■ Task directions
Print each record below word for word.

■ Material shown

************

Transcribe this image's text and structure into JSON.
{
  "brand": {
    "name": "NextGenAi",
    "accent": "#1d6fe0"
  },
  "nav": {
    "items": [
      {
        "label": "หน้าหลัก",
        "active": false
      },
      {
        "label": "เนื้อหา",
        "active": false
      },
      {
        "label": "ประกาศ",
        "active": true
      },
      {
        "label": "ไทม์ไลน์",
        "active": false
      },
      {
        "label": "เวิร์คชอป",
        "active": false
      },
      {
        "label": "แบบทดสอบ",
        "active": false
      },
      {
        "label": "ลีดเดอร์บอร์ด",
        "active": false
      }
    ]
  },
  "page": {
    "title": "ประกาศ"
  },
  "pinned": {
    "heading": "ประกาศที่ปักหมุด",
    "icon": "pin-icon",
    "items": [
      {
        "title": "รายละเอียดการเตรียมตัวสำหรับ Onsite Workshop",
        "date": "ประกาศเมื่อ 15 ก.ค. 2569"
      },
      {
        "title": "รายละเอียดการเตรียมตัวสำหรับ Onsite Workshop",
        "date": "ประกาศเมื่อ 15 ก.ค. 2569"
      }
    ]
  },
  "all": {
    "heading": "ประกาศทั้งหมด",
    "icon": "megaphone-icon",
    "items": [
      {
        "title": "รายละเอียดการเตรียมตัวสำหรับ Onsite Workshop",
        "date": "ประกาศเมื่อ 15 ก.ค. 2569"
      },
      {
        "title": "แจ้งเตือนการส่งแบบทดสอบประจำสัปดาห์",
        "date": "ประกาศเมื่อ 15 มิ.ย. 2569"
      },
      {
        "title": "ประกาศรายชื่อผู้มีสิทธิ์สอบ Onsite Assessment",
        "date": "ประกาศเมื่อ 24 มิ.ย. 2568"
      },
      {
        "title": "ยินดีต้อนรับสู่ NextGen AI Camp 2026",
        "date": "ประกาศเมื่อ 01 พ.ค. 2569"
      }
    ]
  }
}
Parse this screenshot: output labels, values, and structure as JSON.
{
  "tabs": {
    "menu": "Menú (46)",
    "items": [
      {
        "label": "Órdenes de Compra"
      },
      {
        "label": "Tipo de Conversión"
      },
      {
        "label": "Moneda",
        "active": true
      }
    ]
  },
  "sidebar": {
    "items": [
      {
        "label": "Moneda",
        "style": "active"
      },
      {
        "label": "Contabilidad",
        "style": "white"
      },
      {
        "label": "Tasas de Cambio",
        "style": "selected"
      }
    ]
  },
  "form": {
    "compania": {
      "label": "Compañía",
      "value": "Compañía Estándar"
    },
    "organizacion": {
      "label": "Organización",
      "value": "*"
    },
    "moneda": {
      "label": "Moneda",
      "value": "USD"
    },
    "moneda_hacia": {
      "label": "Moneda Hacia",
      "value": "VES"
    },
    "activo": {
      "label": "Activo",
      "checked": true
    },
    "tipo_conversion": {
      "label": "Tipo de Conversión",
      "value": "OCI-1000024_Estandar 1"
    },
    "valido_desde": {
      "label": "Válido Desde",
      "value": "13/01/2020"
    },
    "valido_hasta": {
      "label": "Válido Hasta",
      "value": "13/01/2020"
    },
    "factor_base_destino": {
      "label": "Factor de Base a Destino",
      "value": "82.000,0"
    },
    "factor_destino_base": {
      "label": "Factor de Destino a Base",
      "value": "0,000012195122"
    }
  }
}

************

■ The completed task
Transcribe this image's text and structure into JSON.
{
  "brand": {
    "name": "NextGenAi",
    "accent": "#1d6fe0"
  },
  "nav": {
    "items": [
      {
        "label": "หน้าหลัก",
        "active": false
      },
      {
        "label": "เนื้อหา",
        "active": false
      },
      {
        "label": "ประกาศ",
        "active": true
      },
      {
        "label": "ไทม์ไลน์",
        "active": false
      },
      {
        "label": "เวิร์คชอป",
        "active": false
      },
      {
        "label": "แบบทดสอบ",
        "active": false
      },
      {
        "label": "ลีดเดอร์บอร์ด",
        "active": false
      }
    ]
  },
  "page": {
    "title": "ประกาศ"
  },
  "pinned": {
    "heading": "ประกาศที่ปักหมุด",
    "icon": "pin-icon",
    "items": [
      {
        "title": "รายละเอียดการเตรียมตัวสำหรับ Onsite Workshop",
        "date": "ประกาศเมื่อ 15 ก.ค. 2569"
      },
      {
        "title": "รายละเอียดการเตรียมตัวสำหรับ Onsite Workshop",
        "date": "ประกาศเมื่อ 15 ก.ค. 2569"
      }
    ]
  },
  "all": {
    "heading": "ประกาศทั้งหมด",
    "icon": "megaphone-icon",
    "items": [
      {
        "title": "รายละเอียดการเตรียมตัวสำหรับ Onsite Workshop",
        "date": "ประกาศเมื่อ 15 ก.ค. 2569"
      },
      {
        "title": "แจ้งเตือนการส่งแบบทดสอบประจำสัปดาห์",
        "date": "ประกาศเมื่อ 15 มิ.ย. 2569"
      },
      {
        "title": "ประกาศรายชื่อผู้มีสิทธิ์สอบ Onsite Assessment",
        "date": "ประกาศเมื่อ 24 มิ.ย. 2568"
      },
      {
        "title": "ยินดีต้อนรับสู่ NextGen AI Camp 2026",
        "date": "ประกาศเมื่อ 01 พ.ค. 2569"
      }
    ]
  }
}
Parse this screenshot: output labels, values, and structure as JSON.
{
  "tabs": {
    "menu": "Menú (46)",
    "items": [
      {
        "label": "Órdenes de Compra"
      },
      {
        "label": "Tipo de Conversión"
      },
      {
        "label": "Moneda",
        "active": true
      }
    ]
  },
  "sidebar": {
    "items": [
      {
        "label": "Moneda",
        "style": "active"
      },
      {
        "label": "Contabilidad",
        "style": "white"
      },
      {
        "label": "Tasas de Cambio",
        "style": "selected"
      }
    ]
  },
  "form": {
    "compania": {
      "label": "Compañía",
      "value": "Compañía Estándar"
    },
    "organizacion": {
      "label": "Organización",
      "value": "*"
    },
    "moneda": {
      "label": "Moneda",
      "value": "USD"
    },
    "moneda_hacia": {
      "label": "Moneda Hacia",
      "value": "VES"
    },
    "activo": {
      "label": "Activo",
      "checked": true
    },
    "tipo_conversion": {
      "label": "Tipo de Conversión",
      "value": "OCI-1000024_Estandar 1"
    },
    "valido_desde": {
      "label": "Válido Desde",
      "value": "13/01/2020"
    },
    "valido_hasta": {
      "label": "Válido Hasta",
      "value": "13/01/2020"
    },
    "factor_base_destino": {
      "label": "Factor de Base a Destino",
      "value": "82.000,0"
    },
    "factor_destino_base": {
      "label": "Factor de Destino a Base",
      "value": "0,000012195122"
    }
  }
}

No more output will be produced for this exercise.